The year 2006 has brought a sobering slap to the New York City Administration for Children's Services. According to a story in today's New York Times, in the past 10 weeks, four children under the care of ACS were killed in their homes by adults -- despite repeated reports of abuse and visits from the agency.
Each of the terrible deaths -- but notably the headline-making case of young Nixmary Brown -- has now drawn into question what, since 1999, has been ACS's prevailing child welfare strategy: preserve the family, except when "harm to the child [seems] imminent." Ironically, it is that same effort toward preservation that won the city accolades in recent years by reducing the caseloads of overburdened social workers, trimming the ranks of foster children, and using drug treatment, house visits and therapy to assist families before their situation turned perilous.
David Tobis, executive director of the Child Welfare Fund, tells the Times that while he supports the idea of a family preservation policy, he worries "that families identified as needing help were not actually getting the services they required and were promised." "The number of kids entering preventive services has declined slightly over the last two years," he explains. "It should be increasing astronomically if we are leaving so many more at home."

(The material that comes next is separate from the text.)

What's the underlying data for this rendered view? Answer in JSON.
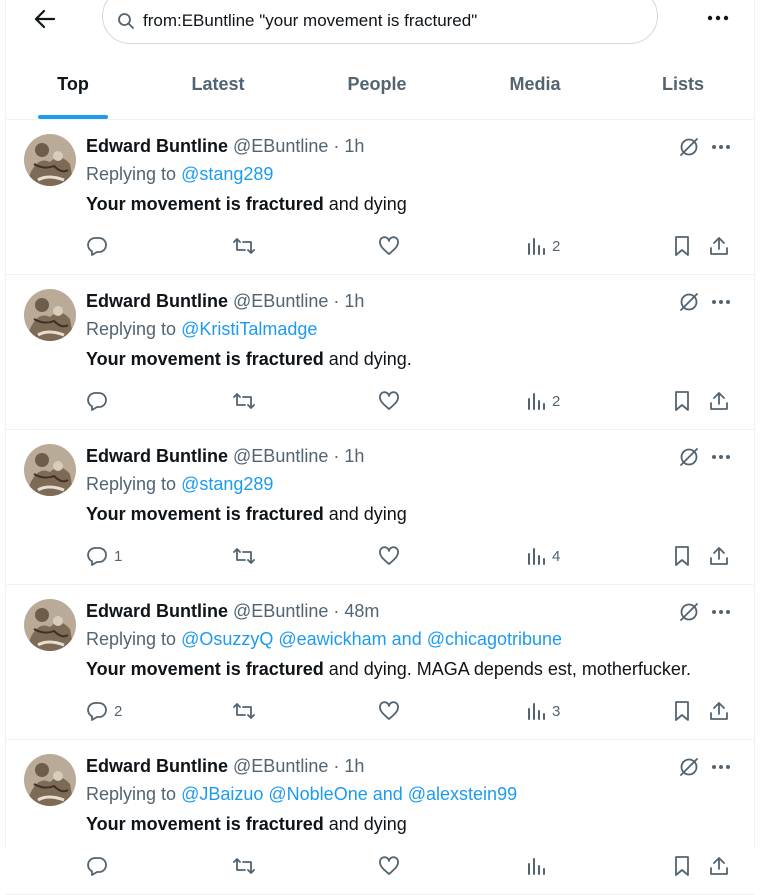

While he struggles to support his shocked and saddened staff, John Mattingly, commissioner of ACS, must also regain the faith of both the public and the families he serves. "I do not have an ideology," he tells the Times. "I believe that children do best in strong, forever families. If the birth family cannot be made safe, then another family should be a strong permanent family. But families that can be helped before they become dangerous to their children should be."